TO DO: Filter these records by the string "口腔临床药物学", copying each line that holds it.
======== EXERCISE MATERIALS
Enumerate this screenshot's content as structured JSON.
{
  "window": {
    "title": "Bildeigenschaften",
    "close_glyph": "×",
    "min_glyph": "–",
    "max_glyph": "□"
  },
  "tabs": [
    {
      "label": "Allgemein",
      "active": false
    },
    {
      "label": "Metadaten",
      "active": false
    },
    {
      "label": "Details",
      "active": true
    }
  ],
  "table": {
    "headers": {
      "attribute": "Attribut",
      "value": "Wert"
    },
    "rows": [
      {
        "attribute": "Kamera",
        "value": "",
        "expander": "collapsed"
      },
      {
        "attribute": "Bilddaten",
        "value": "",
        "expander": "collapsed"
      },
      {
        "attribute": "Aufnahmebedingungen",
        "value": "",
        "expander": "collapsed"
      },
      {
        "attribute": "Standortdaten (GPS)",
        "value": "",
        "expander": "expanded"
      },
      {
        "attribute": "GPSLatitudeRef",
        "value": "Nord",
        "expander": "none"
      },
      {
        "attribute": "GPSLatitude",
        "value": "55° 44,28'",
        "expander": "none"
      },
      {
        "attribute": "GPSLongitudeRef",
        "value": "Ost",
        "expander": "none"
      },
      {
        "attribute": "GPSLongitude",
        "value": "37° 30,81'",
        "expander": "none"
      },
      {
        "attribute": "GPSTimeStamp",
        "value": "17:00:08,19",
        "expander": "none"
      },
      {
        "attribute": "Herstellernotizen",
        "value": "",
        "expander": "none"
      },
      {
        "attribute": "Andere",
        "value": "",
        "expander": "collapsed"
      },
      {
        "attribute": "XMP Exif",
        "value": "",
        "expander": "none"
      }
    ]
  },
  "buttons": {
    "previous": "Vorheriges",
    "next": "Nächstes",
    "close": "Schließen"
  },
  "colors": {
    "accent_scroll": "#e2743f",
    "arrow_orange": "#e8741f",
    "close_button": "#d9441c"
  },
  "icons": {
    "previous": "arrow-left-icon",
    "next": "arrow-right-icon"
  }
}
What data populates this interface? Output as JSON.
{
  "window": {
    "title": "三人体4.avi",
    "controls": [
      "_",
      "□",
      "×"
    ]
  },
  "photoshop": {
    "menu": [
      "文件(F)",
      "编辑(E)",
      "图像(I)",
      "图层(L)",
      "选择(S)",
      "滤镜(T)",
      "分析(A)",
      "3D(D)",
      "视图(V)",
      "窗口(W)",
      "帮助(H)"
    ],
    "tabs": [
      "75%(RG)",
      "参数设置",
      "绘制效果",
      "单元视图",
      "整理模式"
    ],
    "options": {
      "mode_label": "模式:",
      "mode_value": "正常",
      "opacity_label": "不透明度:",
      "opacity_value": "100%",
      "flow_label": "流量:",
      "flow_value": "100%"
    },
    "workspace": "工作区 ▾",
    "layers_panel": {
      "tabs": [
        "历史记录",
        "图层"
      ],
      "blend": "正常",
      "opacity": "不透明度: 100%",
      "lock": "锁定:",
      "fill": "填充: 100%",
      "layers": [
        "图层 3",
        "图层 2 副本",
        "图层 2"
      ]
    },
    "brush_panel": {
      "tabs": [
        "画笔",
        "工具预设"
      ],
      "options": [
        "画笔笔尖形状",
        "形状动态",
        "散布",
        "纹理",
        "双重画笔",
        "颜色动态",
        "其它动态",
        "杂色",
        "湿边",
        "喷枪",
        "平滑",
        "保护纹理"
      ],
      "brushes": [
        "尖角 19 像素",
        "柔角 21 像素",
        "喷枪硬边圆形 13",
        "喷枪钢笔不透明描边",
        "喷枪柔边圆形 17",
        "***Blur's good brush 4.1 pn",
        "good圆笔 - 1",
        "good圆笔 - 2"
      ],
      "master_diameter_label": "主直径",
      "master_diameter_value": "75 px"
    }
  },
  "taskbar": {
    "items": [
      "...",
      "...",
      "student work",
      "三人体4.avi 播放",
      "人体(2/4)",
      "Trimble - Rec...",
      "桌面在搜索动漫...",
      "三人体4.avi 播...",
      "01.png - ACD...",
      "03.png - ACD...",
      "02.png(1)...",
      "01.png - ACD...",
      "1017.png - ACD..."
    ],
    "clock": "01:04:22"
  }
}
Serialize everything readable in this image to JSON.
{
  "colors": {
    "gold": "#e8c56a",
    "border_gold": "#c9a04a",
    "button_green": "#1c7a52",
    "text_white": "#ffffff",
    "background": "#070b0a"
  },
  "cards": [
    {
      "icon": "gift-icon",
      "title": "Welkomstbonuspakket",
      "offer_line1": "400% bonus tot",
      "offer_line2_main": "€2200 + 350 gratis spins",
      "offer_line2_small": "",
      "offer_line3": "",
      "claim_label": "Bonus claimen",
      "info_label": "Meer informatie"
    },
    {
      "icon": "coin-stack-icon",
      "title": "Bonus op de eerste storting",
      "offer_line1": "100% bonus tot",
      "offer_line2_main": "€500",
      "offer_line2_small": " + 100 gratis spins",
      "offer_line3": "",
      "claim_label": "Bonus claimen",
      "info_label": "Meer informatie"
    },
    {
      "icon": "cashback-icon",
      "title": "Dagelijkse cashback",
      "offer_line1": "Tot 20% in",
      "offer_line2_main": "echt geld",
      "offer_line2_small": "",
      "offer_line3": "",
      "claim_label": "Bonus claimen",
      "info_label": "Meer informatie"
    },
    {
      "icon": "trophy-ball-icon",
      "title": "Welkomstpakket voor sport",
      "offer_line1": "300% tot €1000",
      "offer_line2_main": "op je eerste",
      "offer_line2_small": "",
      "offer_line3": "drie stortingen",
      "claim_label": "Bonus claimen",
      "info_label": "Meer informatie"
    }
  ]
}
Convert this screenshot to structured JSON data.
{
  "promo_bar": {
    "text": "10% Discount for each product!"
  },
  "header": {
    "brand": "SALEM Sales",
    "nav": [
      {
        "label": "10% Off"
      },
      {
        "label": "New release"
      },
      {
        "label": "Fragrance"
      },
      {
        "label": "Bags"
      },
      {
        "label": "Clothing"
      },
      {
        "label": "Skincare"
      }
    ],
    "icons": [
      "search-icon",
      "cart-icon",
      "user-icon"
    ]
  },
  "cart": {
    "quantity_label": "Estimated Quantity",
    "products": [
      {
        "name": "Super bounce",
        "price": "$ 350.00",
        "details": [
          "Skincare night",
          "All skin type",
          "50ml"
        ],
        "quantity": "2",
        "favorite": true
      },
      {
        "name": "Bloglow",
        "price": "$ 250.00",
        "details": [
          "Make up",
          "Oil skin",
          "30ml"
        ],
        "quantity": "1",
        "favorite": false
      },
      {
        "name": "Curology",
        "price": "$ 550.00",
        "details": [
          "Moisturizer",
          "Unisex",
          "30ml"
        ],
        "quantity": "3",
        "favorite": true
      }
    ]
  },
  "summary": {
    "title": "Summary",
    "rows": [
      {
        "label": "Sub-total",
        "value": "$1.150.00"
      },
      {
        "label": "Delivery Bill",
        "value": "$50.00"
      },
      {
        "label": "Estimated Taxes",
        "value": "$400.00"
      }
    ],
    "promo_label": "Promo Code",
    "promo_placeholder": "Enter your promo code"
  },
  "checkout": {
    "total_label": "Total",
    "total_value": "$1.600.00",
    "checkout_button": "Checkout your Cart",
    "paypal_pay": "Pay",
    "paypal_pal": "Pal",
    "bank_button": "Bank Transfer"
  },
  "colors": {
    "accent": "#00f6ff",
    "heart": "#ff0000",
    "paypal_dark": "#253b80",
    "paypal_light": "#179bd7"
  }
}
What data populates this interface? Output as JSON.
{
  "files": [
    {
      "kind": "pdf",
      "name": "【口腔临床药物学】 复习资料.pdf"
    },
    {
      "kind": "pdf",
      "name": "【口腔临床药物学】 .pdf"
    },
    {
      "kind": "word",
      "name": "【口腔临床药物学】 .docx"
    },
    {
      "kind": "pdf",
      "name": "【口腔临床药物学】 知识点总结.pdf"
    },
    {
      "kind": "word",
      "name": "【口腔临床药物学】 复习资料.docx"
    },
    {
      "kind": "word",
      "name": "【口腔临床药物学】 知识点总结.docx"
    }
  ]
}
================
SOLUTION TO THIS EXERCISE:
      "name": "【口腔临床药物学】 复习资料.pdf"
      "name": "【口腔临床药物学】 .pdf"
      "name": "【口腔临床药物学】 .docx"
      "name": "【口腔临床药物学】 知识点总结.pdf"
      "name": "【口腔临床药物学】 复习资料.docx"
      "name": "【口腔临床药物学】 知识点总结.docx"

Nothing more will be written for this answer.